SYNOPSIS: Mr. Ohira was elected to Parliament in 1952 and later held key posts within the Liberal Democratic Party. Here, third from right in front, he poses with Kakuei Tanaka's newly-formed cabinet in 1972.
Six years later he was elected leader of the ruling L.D.P. This followed the resignation of the incumbent Prime Minister, Takeo Fukuda, following a defeat in a primary election.
Mr. Ohira's first task as leader was an attempt to placate battling factions within his party. But even now, with General Elections due to take place just ten days after his death, internal divisions jeopardise the Liberal Democrats' chances of re-election.

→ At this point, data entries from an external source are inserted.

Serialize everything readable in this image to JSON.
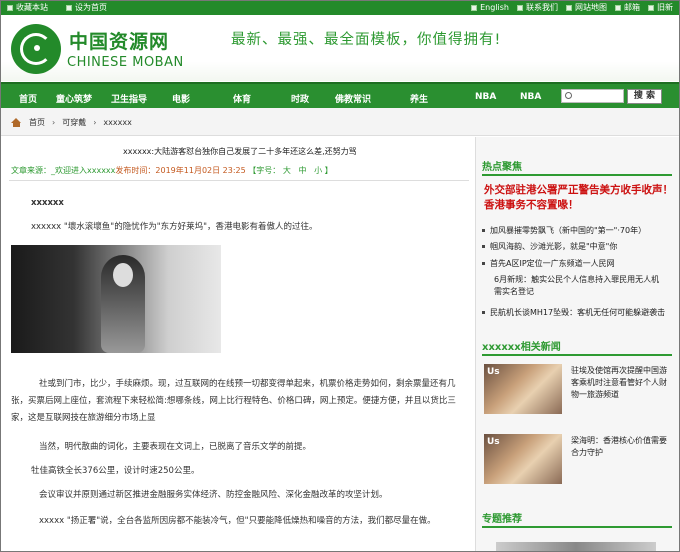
{
  "topbar": {
    "left": [
      "收藏本站",
      "设为首页"
    ],
    "right": [
      "English",
      "联系我们",
      "网站地图",
      "邮箱",
      "旧新"
    ]
  },
  "header": {
    "brand_cn": "中国资源网",
    "brand_en": "CHINESE MOBAN",
    "slogan": "最新、最强、最全面模板，你值得拥有!"
  },
  "nav": {
    "items": [
      "首页",
      "童心筑梦",
      "卫生指导",
      "电影",
      "体育",
      "时政",
      "佛教常识",
      "养生",
      "NBA",
      "NBA"
    ],
    "search_button": "搜 索"
  },
  "breadcrumb": [
    "首页",
    "可穿戴",
    "xxxxxx"
  ],
  "article": {
    "title": "xxxxxx:大陆游客怼台独你自己发展了二十多年还这么差,还努力骂",
    "meta": {
      "source_label": "文章来源：",
      "source": "_欢迎进入xxxxxx",
      "published": "发布时间：2019年11月02日 23:25",
      "font_label": "【字号：",
      "sizes": [
        "大",
        "中",
        "小"
      ],
      "font_close": "】"
    },
    "byline": "xxxxxx",
    "p1": "xxxxxx \"壞水滚壞鱼\"的隐忧作为\"东方好莱坞\"，香港电影有着傲人的过往。",
    "p2": "社或到门市，比少，手续麻烦。现，过互联网的在线预一切都变得单起来，机票价格走势如何，剩余票量还有几张，买票后网上座位，套流程下来轻松简:想哪条线，网上比行程特色、价格口碑，网上预定。便捷方便，并且以货比三家，这是互联网技在旅游细分市场上显",
    "p3": "当然，明代散曲的词化，主要表现在文词上，已脱离了音乐文学的前提。",
    "p4": "牡佳高铁全长376公里，设计时速250公里。",
    "p5": "会议审议并原则通过新区推进金融服务实体经济、防控金融风险、深化金融改革的攻坚计划。",
    "p6": "xxxxx \"扬正署\"说，全台各监所因房都不能装冷气，但\"只要能降低燥热和噪音的方法，我们都尽量在做。"
  },
  "sidebar": {
    "hot_title": "热点聚焦",
    "headline": "外交部驻港公署严正警告美方收手收声！香港事务不容置喙！",
    "items": [
      "加风暴摧零势飘飞（新中国的\"第一\"·70年）",
      "帼风海韵、沙滩光影，就是\"中意\"你",
      "首先A区IP定位一广东频道一人民网",
      "6月新规：触实公民个人信息持入罪民用无人机需实名登记",
      "民航机长谈MH17坠毁：客机无任何可能躲避袭击"
    ],
    "related_title": "xxxxxx相关新闻",
    "related": [
      {
        "img_text": "Us",
        "text": "驻埃及使馆再次提醒中国游客乘机时注意看管好个人财物一旅游频道"
      },
      {
        "img_text": "Us",
        "text": "梁海明：香港核心价值需要合力守护"
      }
    ],
    "special_title": "专题推荐"
  }
}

In contrast to his predecessors, Mr. Ohira advocated that Japan should play a greater role in international affairs. Last month Chinese Premier Hua Guofeng called on Japan to help China resist "expansion schemes and provocation of war by aggressors". Chinese Vice Premier Gu Mu signed a Sino-Japanese scientific and technological agreement with Mr. Ohira's Foreign Minister and deputy, Saburo Okita. Mr. Ohira made it clear that he would not join China and the United States in an alliance against the Soviet Union. But he did promise continued support from Japan for China's modernisation programme.

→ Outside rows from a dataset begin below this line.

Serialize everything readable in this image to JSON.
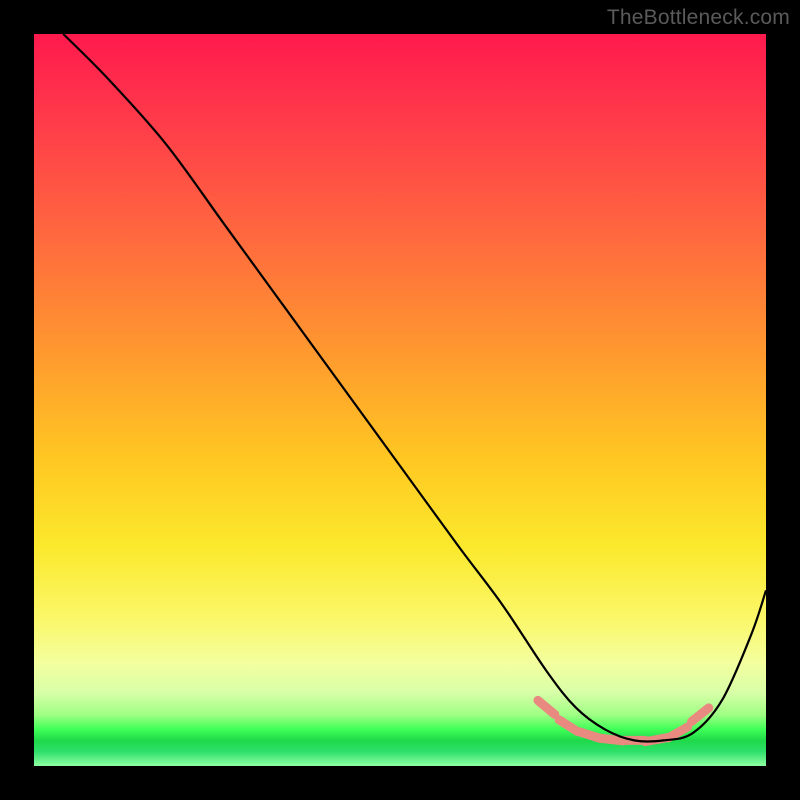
{
  "watermark": "TheBottleneck.com",
  "chart_data": {
    "type": "line",
    "title": "",
    "xlabel": "",
    "ylabel": "",
    "xlim": [
      0,
      100
    ],
    "ylim": [
      0,
      100
    ],
    "grid": false,
    "legend": false,
    "series": [
      {
        "name": "bottleneck-curve",
        "color": "#000000",
        "x": [
          4,
          10,
          18,
          26,
          34,
          42,
          50,
          58,
          64,
          70,
          74,
          78,
          82,
          86,
          90,
          94,
          98,
          100
        ],
        "y": [
          100,
          94,
          85,
          74,
          63,
          52,
          41,
          30,
          22,
          13,
          8,
          5,
          3.5,
          3.5,
          4.5,
          9,
          18,
          24
        ]
      },
      {
        "name": "highlight-band",
        "color": "#e88a80",
        "type": "scatter",
        "x": [
          70,
          73,
          76,
          79,
          82,
          85,
          88,
          91
        ],
        "y": [
          8,
          5.5,
          4.2,
          3.6,
          3.5,
          3.6,
          4.6,
          7
        ]
      }
    ],
    "annotations": []
  }
}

The Japanese Prime Minister threw the country into another general election last month after an influential section of his party refused to support the government in a vital no-confidence motion. The election, due to take place on the 22nd of June, could end 25 years of single-party rule y the Liberal Democrats. The man to replace Mr. Ohira as party leader won't be known till after those elections.